Lines with "title": please show every one of them from the listing below.

___

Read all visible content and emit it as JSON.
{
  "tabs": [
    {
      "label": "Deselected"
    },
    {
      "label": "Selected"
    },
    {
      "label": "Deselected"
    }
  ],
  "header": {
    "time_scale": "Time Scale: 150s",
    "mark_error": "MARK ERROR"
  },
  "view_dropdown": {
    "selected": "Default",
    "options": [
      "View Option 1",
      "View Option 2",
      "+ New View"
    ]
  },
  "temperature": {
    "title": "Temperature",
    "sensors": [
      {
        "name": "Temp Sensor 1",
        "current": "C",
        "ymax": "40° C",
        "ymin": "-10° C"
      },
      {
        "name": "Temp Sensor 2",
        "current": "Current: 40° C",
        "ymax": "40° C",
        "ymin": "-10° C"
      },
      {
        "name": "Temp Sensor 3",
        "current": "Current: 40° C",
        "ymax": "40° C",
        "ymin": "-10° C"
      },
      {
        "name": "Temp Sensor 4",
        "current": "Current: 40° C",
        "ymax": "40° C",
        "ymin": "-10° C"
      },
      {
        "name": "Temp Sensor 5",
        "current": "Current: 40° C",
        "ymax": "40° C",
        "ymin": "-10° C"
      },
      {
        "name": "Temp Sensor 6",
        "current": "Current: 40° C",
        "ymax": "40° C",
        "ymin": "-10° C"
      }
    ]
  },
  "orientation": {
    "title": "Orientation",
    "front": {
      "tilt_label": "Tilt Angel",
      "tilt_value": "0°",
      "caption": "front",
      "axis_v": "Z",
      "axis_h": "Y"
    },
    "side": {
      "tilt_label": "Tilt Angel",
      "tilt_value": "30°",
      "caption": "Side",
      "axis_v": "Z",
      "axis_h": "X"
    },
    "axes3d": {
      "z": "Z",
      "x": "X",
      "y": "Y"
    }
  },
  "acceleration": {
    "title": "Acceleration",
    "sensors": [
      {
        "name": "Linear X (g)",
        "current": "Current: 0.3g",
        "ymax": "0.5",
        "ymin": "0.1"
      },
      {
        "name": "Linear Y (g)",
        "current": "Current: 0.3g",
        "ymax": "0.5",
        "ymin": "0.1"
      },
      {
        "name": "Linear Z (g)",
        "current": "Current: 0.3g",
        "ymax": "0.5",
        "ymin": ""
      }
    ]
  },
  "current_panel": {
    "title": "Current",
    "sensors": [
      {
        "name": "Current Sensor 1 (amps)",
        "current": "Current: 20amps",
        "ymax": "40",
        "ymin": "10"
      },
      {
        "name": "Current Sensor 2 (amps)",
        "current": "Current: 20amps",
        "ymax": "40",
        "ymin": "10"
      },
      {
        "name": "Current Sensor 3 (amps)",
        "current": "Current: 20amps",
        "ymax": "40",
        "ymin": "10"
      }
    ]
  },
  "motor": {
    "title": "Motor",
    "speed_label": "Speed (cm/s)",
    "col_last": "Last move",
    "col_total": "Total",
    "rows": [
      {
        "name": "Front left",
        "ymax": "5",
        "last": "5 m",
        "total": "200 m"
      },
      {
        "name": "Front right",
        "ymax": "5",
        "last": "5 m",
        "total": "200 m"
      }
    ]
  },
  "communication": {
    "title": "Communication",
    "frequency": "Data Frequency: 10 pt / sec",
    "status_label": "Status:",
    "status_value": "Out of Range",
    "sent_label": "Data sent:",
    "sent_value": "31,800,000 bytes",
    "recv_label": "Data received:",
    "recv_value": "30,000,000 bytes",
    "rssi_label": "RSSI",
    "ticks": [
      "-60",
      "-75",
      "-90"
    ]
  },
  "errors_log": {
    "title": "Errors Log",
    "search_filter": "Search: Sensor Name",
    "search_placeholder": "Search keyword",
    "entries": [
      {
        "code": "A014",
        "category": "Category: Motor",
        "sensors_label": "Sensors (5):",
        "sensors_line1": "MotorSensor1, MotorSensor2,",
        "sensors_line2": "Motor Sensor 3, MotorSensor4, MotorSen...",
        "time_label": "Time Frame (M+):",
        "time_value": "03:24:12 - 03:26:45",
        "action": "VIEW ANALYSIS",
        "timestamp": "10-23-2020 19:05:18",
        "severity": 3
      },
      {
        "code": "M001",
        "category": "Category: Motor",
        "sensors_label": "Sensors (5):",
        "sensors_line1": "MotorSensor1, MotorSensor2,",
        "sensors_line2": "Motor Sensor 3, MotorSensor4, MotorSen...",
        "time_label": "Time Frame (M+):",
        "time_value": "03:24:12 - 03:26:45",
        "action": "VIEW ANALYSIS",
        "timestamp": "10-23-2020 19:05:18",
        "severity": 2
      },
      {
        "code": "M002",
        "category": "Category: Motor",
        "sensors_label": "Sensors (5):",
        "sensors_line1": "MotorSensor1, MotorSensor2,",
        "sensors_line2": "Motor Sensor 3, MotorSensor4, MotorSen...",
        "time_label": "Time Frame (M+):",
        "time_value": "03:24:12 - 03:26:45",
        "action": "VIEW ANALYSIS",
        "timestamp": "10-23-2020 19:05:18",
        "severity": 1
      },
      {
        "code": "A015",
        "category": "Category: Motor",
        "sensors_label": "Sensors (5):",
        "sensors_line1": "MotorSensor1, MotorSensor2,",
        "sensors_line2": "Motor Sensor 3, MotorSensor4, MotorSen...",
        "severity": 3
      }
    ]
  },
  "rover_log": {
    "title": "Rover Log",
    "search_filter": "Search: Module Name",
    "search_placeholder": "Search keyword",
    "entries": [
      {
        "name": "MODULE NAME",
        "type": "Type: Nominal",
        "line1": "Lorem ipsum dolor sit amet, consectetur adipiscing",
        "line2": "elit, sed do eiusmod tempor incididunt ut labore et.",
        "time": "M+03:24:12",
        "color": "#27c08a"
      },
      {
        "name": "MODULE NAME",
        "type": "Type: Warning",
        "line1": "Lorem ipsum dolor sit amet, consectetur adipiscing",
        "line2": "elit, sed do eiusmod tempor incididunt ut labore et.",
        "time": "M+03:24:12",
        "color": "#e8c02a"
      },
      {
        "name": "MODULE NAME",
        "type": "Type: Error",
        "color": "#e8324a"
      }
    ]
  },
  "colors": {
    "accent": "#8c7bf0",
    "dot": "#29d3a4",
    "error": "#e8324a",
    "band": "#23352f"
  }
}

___

**OUTPUT OF THE TASK:**
    "title": "Temperature",
    "title": "Orientation",
    "title": "Acceleration",
    "title": "Current",
    "title": "Motor",
    "title": "Communication",
    "title": "Errors Log",
    "title": "Rover Log",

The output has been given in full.